*** Data for this task ***
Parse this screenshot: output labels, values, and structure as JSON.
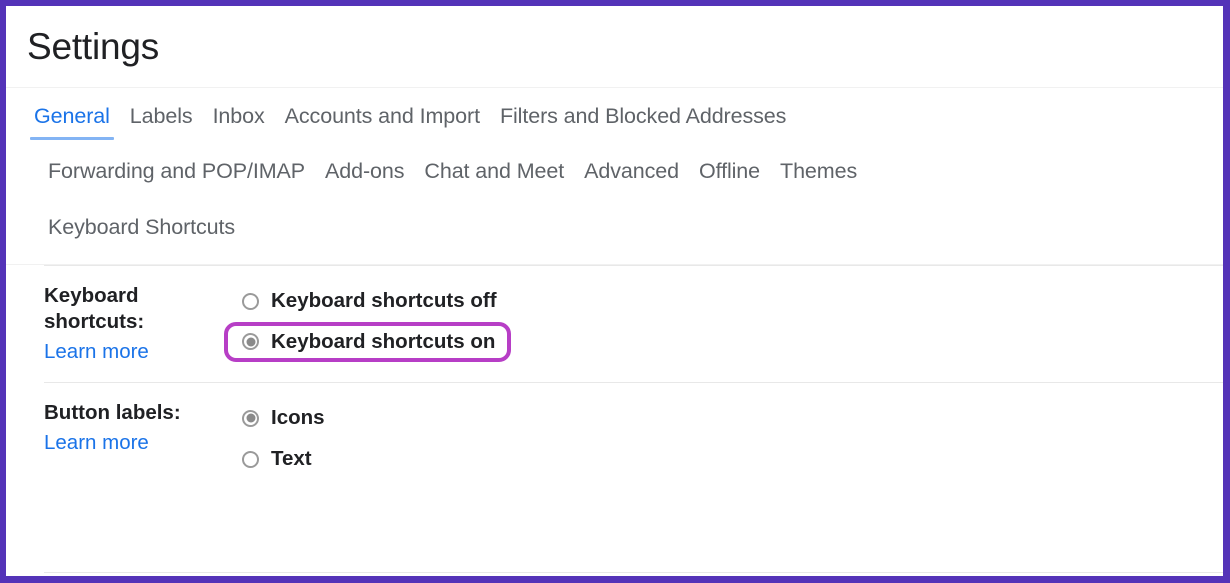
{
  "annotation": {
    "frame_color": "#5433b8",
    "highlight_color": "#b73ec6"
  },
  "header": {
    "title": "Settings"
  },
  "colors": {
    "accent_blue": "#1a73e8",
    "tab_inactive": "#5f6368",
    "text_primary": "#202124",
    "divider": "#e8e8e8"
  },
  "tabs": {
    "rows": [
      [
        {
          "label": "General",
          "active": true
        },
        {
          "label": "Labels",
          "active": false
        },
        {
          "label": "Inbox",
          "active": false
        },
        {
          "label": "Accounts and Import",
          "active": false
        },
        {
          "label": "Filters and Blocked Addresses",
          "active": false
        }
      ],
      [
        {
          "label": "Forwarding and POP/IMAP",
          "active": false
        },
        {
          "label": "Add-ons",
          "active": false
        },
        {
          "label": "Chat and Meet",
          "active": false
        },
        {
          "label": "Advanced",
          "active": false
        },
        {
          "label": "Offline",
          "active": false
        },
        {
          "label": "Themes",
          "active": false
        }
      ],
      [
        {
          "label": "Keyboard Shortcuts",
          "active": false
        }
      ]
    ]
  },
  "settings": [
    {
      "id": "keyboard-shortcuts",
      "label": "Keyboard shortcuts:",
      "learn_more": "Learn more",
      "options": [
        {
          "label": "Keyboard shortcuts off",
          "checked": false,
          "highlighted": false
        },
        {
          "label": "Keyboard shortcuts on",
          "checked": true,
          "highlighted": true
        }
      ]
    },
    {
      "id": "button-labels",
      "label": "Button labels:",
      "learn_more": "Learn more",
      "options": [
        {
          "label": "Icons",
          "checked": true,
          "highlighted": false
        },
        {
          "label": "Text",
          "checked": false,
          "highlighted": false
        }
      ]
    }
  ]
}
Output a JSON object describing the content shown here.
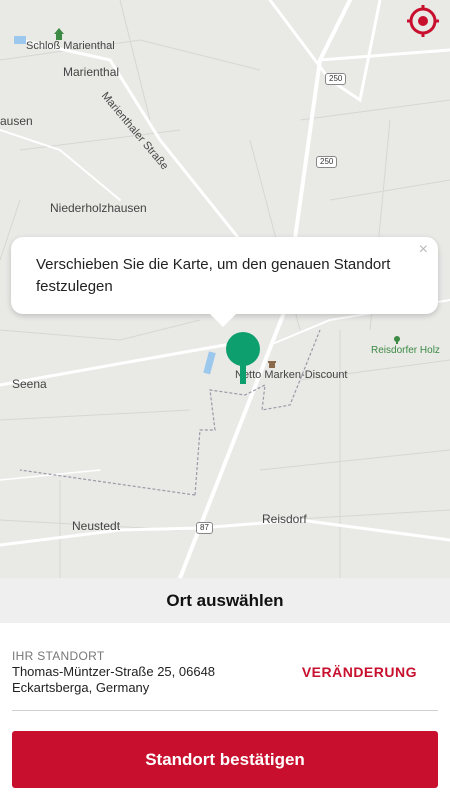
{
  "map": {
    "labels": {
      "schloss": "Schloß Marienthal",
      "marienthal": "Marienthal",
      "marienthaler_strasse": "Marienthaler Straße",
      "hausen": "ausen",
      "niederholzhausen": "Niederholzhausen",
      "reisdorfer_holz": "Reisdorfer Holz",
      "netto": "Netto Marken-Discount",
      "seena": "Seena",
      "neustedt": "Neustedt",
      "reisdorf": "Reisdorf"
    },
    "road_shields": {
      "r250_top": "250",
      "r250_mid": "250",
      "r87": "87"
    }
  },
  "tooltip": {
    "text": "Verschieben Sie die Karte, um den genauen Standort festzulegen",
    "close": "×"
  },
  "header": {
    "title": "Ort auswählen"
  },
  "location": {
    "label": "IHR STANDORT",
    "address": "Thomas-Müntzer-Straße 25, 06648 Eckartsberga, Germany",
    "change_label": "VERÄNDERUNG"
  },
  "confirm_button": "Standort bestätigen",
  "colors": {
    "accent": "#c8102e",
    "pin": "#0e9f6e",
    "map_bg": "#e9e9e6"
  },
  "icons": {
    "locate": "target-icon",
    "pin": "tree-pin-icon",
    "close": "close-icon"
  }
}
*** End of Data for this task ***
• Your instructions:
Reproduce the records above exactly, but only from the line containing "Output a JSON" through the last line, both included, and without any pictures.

• Exercise output:
Output a JSON object describing the content shown here.
{
  "map": {
    "labels": {
      "schloss": "Schloß Marienthal",
      "marienthal": "Marienthal",
      "marienthaler_strasse": "Marienthaler Straße",
      "hausen": "ausen",
      "niederholzhausen": "Niederholzhausen",
      "reisdorfer_holz": "Reisdorfer Holz",
      "netto": "Netto Marken-Discount",
      "seena": "Seena",
      "neustedt": "Neustedt",
      "reisdorf": "Reisdorf"
    },
    "road_shields": {
      "r250_top": "250",
      "r250_mid": "250",
      "r87": "87"
    }
  },
  "tooltip": {
    "text": "Verschieben Sie die Karte, um den genauen Standort festzulegen",
    "close": "×"
  },
  "header": {
    "title": "Ort auswählen"
  },
  "location": {
    "label": "IHR STANDORT",
    "address": "Thomas-Müntzer-Straße 25, 06648 Eckartsberga, Germany",
    "change_label": "VERÄNDERUNG"
  },
  "confirm_button": "Standort bestätigen",
  "colors": {
    "accent": "#c8102e",
    "pin": "#0e9f6e",
    "map_bg": "#e9e9e6"
  },
  "icons": {
    "locate": "target-icon",
    "pin": "tree-pin-icon",
    "close": "close-icon"
  }
}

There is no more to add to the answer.